Mother Nature has pushed SpaceX's next launch back by at least four days.
SpaceX had been planning to launch the Galaxy 31 and Galaxy 32 satellites for the telecom company Intelsat atop a Falcon 9 rocket from Florida's Cape Canaveral Space Force Station on Tuesday (Nov. 8). But concerns about a newborn storm system named Nicole, which is gathering strength in the Atlantic and appears headed for the Space Coast, have forced a delay.
"Teams at the Cape are preparing for Tropical Storm Nicole and are now targeting no earlier than Saturday, November 12 for Falcon 9's launch of the Intelsat G-31/G-32 mission to orbit from SLC-40 [Space Launch Complex-40]," SpaceX said via Twitter today (Nov. 7).
"The vehicle and payload are secure in the hangar and will remain there through the duration of the storm," the company added in another tweet.
Technically, Nicole is classified as a subtropical storm, because it exhibits characteristics of both tropical storms and extratropical storms, as USA Today explained. But it could still grow into a hurricane and pummel the southeastern coast of the United States with strong winds and heavy rains over the coming days, experts say.
Indeed, Florida's Atlantic coast — which includes Cape Canaveral Space Force Station and NASA's nearby Kennedy Space Center (KSC) — is now under a hurricane watch.
Despite the gathering storm, NASA still intends to launch its highly anticipated Artemis 1 moon mission from KSC on Nov. 14. The agency doesn't plan to roll the Artemis 1 stack — a Space Launch System rocket topped by an Orion crew capsule — off KSC's Pad 39B for protection, as it did in late September to shelter from Hurricane Ian.

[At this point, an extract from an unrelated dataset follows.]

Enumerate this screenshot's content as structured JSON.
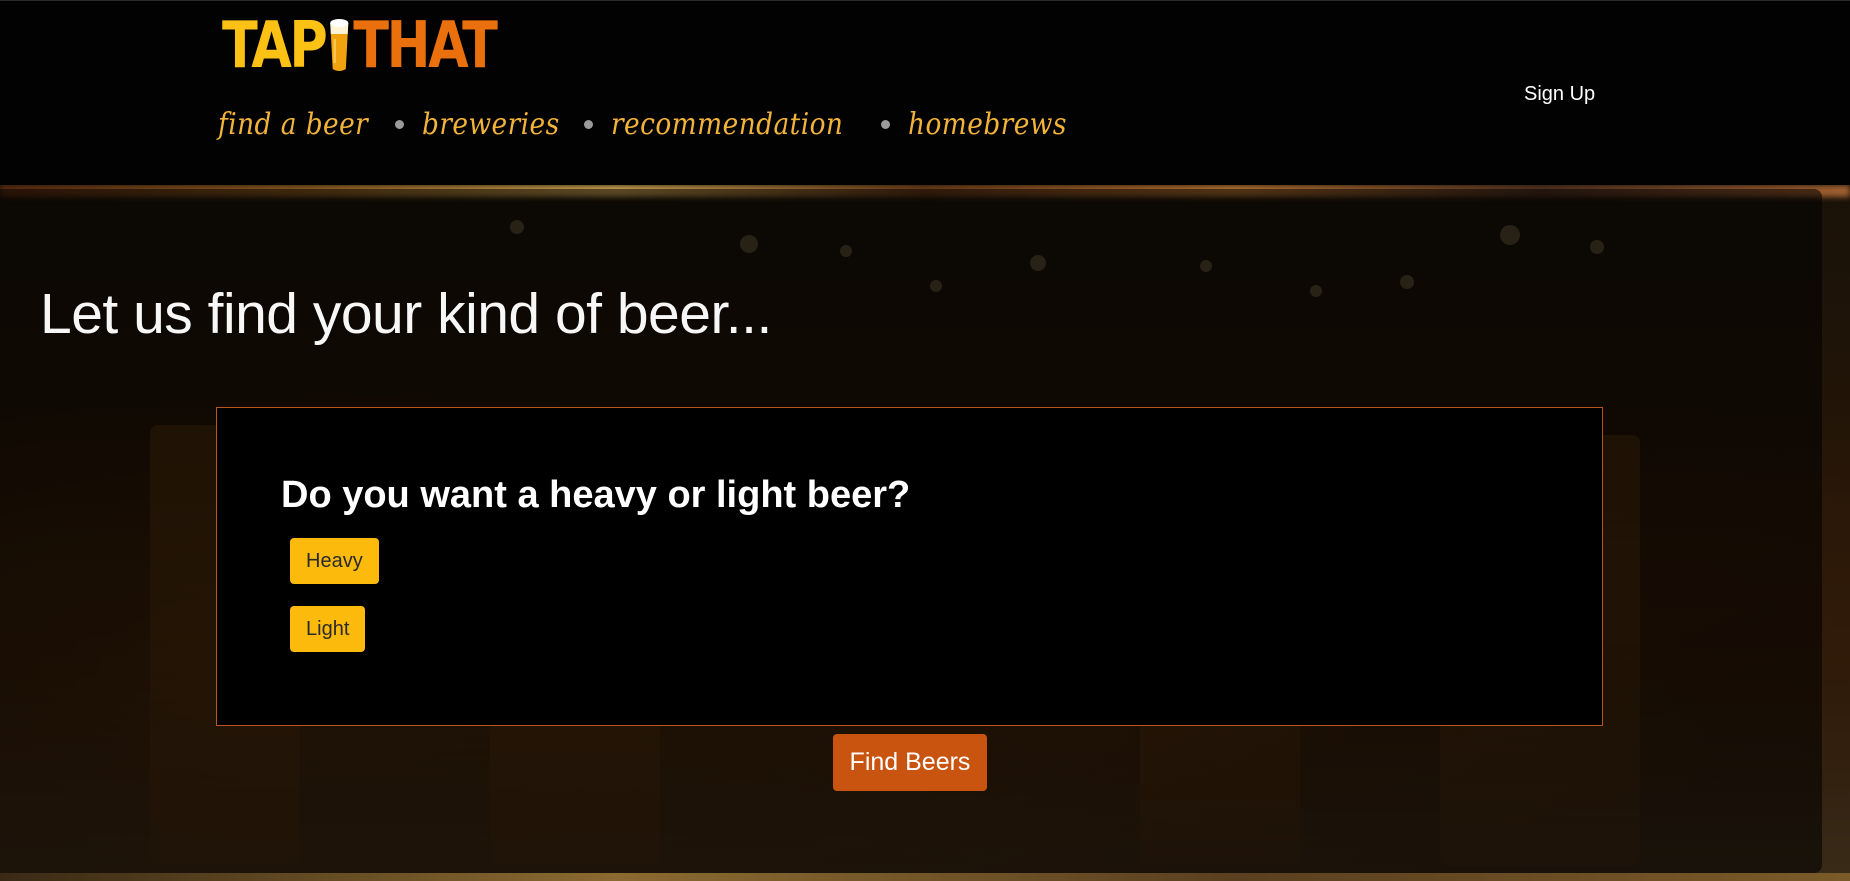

Mike Wall is the author of "Out There" (Grand Central Publishing, 2018; illustrated by Karl Tate), a book about the search for alien life. Follow him on Twitter @michaeldwall. Follow us on Twitter @Spacedotcom or on Facebook.